_Work instruction:_ Your answer must contain each line of the listing in which "JSON" appears, copied in full.

[Start of section]

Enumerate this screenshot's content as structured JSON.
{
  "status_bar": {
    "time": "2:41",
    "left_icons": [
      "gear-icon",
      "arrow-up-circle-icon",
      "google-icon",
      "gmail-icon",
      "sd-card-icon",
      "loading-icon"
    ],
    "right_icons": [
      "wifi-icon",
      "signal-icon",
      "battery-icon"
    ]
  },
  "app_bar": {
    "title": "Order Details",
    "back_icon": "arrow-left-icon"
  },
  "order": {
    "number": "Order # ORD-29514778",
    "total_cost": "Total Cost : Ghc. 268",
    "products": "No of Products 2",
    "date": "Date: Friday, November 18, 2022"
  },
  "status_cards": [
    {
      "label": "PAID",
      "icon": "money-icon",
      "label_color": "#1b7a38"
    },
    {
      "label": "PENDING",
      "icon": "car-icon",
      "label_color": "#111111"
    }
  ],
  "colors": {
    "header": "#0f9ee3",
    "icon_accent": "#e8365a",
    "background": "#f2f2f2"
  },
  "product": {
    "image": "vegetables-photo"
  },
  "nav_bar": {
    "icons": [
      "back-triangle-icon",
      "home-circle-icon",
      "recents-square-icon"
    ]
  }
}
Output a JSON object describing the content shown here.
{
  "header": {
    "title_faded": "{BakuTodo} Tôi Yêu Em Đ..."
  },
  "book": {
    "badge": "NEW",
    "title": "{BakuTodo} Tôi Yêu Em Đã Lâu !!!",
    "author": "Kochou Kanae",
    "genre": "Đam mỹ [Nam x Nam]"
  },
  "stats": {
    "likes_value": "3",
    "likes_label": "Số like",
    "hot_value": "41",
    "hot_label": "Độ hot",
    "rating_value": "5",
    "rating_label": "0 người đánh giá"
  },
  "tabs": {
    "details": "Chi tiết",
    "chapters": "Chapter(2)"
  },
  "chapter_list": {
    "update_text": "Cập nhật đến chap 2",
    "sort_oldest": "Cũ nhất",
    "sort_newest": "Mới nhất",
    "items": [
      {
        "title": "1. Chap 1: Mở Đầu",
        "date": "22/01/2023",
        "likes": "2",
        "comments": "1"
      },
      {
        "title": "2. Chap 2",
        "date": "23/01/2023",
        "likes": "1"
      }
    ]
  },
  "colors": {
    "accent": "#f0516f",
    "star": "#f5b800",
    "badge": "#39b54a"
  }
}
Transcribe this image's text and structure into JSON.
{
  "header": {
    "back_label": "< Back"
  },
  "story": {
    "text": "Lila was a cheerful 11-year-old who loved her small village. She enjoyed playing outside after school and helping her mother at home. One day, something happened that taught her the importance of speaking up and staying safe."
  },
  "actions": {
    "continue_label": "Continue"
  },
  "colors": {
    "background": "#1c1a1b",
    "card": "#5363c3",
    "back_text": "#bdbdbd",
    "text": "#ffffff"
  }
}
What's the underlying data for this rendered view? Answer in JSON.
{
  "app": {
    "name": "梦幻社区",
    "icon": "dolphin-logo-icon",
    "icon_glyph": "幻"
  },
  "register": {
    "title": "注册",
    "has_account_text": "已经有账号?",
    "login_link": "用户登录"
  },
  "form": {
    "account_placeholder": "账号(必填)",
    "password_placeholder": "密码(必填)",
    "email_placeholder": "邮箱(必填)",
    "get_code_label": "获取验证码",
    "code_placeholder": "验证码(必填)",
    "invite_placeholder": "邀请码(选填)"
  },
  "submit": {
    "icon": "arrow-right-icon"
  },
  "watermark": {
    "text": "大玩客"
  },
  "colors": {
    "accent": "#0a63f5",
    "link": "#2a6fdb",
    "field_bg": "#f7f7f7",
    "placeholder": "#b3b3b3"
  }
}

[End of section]

_Solution to this problem:_
Enumerate this screenshot's content as structured JSON.
Output a JSON object describing the content shown here.
Transcribe this image's text and structure into JSON.
What's the underlying data for this rendered view? Answer in JSON.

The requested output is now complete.